Luis Espino, a rice farming systems advisor for UCCE, said the most recent numbers were low but are expected to climb in the next few weeks.
Larval armyworms grow from caterpillars into moths. The insects are considered agricultural pests because they can defoliate rice fields, and the bigger they get the more they eat. Espino said in severe cases, armyworms could eat all of a field’s foliage down to water level. While the rice crop can recover, the pest’s presence can lead to yield reduction.
“The defoliation happens really quickly,” Espino said. “I’ve heard numerous stories where growers were used to some defoliation and would go on vacation, and after the weekend they’d come back and see full defoliation.”

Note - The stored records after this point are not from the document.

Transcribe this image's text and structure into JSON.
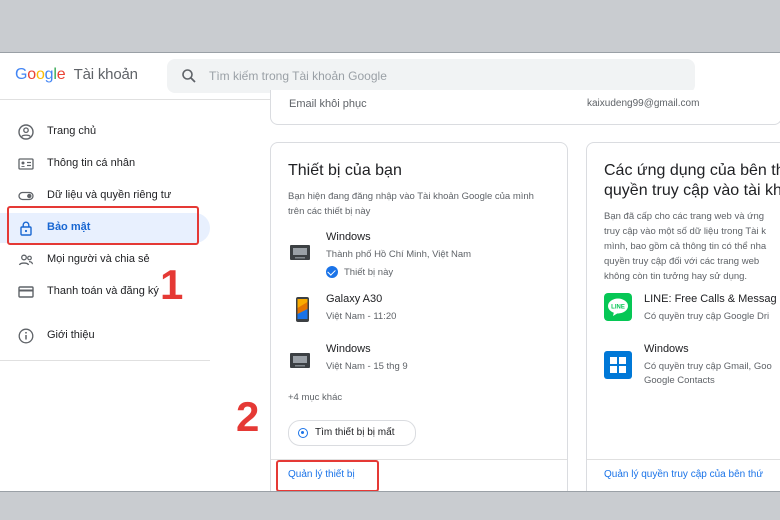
{
  "header": {
    "logo_letters": [
      "G",
      "o",
      "o",
      "g",
      "l",
      "e"
    ],
    "product": "Tài khoản",
    "search_placeholder": "Tìm kiếm trong Tài khoản Google"
  },
  "sidebar": {
    "items": [
      {
        "label": "Trang chủ",
        "icon": "account-circle-icon"
      },
      {
        "label": "Thông tin cá nhân",
        "icon": "id-card-icon"
      },
      {
        "label": "Dữ liệu và quyền riêng tư",
        "icon": "toggle-icon"
      },
      {
        "label": "Bảo mật",
        "icon": "lock-icon",
        "active": true
      },
      {
        "label": "Mọi người và chia sẻ",
        "icon": "people-icon"
      },
      {
        "label": "Thanh toán và đăng ký",
        "icon": "credit-card-icon"
      },
      {
        "label": "Giới thiệu",
        "icon": "info-icon"
      }
    ]
  },
  "annotations": {
    "step1": "1",
    "step2": "2",
    "color": "#e53935"
  },
  "email_row": {
    "label": "Email khôi phục",
    "value": "kaixudeng99@gmail.com"
  },
  "devices_card": {
    "title": "Thiết bị của bạn",
    "description": "Bạn hiện đang đăng nhập vào Tài khoản Google của mình trên các thiết bị này",
    "devices": [
      {
        "name": "Windows",
        "location": "Thành phố Hồ Chí Minh, Việt Nam",
        "this_device": "Thiết bị này",
        "icon": "laptop-icon"
      },
      {
        "name": "Galaxy A30",
        "location": "Việt Nam - 11:20",
        "icon": "phone-icon"
      },
      {
        "name": "Windows",
        "location": "Việt Nam - 15 thg 9",
        "icon": "laptop-icon"
      }
    ],
    "more": "+4 mục khác",
    "find_button": "Tìm thiết bị bị mất",
    "manage_link": "Quản lý thiết bị"
  },
  "apps_card": {
    "title_line1": "Các ứng dụng của bên th",
    "title_line2": "quyền truy cập vào tài kh",
    "description_lines": [
      "Bạn đã cấp cho các trang web và ứng",
      "truy cập vào một số dữ liệu trong Tài k",
      "mình, bao gồm cả thông tin có thể nha",
      "quyền truy cập đối với các trang web",
      "không còn tin tưởng hay sử dụng."
    ],
    "apps": [
      {
        "name": "LINE: Free Calls & Messag",
        "desc": [
          "Có quyền truy cập Google Dri"
        ],
        "icon": "line-app-icon",
        "color": "#06c755"
      },
      {
        "name": "Windows",
        "desc": [
          "Có quyền truy cập Gmail, Goo",
          "Google Contacts"
        ],
        "icon": "windows-logo-icon",
        "color": "#0078d7"
      }
    ],
    "manage_link": "Quản lý quyền truy cập của bên thứ"
  }
}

The region had an outbreak of armyworms in 2015. To help control pest populations, the industry turned to an insecticide called Intrepid that has worked well since, Espino said.
The biggest problem areas in the north state where yield reduction has occurred have been in Butte, Glenn and Sutter counties. Espino and his team set traps at 15 locations across the valley to monitor pest populations weekly. The pheromone traps are small buckets that attract male moths. They take the information collected from the traps and notify farmers on whether or not they should begin examining their own fields for the presence of armyworms.

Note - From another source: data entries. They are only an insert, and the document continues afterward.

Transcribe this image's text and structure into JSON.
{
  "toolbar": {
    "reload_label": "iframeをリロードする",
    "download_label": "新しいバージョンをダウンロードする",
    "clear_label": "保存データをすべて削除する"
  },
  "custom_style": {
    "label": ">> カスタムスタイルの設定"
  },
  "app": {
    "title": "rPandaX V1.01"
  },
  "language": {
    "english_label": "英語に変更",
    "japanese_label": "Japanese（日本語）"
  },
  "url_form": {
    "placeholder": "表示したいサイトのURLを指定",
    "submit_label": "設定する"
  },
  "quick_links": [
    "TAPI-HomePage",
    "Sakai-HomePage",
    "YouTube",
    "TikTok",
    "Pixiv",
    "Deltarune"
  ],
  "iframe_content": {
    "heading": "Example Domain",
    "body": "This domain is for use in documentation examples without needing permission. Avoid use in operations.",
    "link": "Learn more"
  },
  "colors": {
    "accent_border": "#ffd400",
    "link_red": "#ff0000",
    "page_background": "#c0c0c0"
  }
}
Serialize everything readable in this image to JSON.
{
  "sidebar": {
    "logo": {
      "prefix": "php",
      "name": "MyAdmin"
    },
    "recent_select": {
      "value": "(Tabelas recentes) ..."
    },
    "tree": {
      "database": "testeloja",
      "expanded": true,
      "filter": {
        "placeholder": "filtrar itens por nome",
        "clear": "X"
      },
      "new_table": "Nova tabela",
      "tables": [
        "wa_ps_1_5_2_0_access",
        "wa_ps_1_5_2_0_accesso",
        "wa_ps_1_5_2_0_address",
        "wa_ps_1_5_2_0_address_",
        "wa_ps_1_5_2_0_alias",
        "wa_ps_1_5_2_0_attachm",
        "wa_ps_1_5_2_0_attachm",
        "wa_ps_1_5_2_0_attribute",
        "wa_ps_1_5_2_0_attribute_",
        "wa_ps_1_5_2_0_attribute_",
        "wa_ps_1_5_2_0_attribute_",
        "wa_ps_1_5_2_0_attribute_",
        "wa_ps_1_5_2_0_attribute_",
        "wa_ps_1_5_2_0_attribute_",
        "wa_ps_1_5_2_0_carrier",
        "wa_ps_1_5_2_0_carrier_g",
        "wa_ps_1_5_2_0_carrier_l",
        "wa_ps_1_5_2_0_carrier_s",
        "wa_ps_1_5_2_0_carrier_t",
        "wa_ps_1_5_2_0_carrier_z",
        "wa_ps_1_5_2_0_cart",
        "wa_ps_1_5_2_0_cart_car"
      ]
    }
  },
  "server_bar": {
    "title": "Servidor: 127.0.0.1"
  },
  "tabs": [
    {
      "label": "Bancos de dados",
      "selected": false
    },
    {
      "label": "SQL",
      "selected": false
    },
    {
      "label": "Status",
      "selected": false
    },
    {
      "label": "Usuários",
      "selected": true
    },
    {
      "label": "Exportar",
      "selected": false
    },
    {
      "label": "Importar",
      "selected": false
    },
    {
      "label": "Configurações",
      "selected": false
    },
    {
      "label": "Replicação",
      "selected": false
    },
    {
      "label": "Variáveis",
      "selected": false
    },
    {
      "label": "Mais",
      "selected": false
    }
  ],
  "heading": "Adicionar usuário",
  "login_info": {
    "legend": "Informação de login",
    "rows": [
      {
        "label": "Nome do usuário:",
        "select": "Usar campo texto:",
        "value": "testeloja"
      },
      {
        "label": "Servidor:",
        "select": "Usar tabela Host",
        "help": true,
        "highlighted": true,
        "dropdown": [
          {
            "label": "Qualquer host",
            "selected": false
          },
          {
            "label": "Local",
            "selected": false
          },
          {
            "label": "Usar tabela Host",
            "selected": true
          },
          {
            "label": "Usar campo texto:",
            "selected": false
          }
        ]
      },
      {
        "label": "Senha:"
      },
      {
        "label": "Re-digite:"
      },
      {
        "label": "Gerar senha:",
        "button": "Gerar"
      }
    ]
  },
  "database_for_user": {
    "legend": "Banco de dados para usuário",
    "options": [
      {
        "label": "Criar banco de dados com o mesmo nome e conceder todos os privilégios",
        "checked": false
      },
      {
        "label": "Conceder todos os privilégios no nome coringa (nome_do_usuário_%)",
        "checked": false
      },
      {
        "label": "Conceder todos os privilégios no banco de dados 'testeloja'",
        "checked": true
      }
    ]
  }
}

“We usually start to see numbers increase around mid-June and peak in late June or early July,” Espino said. “Right now, numbers are very low but they will come up. Over the years, we’ve learned that once we see the moth population peak, we see a peak of the worm population a week later. Once we start seeing those go up, we begin letting growers know to check their fields.”

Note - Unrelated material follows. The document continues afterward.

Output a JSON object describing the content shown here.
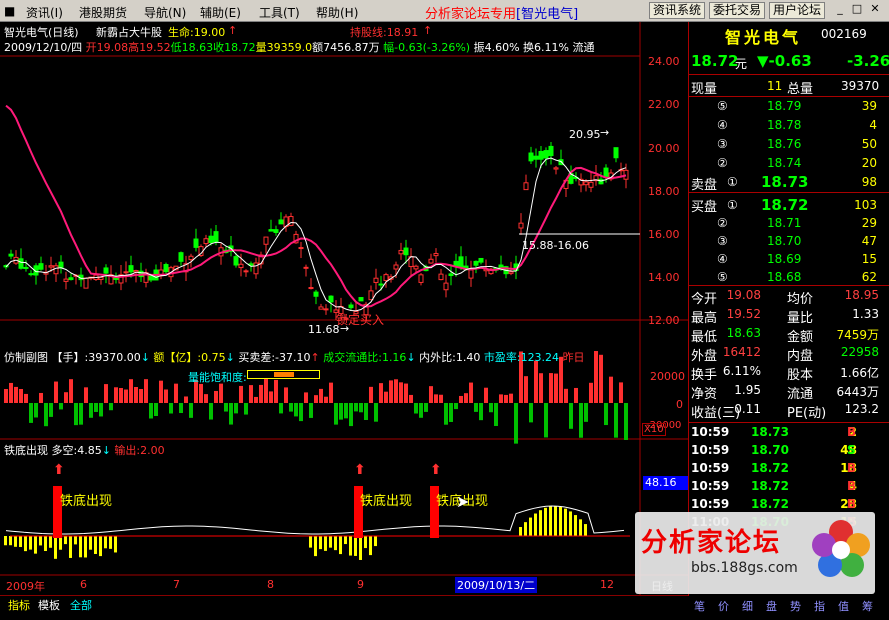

Both Yuba and Sutter counties have one monitoring site each. Espino’s team will visit each site once a week and count the number of moths in each trap. They divide that number with the number of days since the last check to determine the number of true armyworm moths per night.
On June 1, Colusa County had 0.1 armyworm moths per night at two monitored locations located at Gibson and Marengo Roads and Maxwell and Four Mile Roads. Another monitoring site located at State Route 45 at White Road had 2.1 armyworms per night. Espino said a high number would be over 30, and the biggest peaks he’s seen are as high as 80-90 moths per night.
“We will continue to monitor and update growers. We also have some fields where we take samples to assess how larva are growing, and we will have some trials for insecticide products to see if we can get more options for control,” Espino said. “When talking about pest management, we want people to make sure you don’t put a pesticide down if you don’t have to, and our monitoring helps with that.”
To view the latest numbers, visit http://rice.ucanr.edu/armyworm_traps/.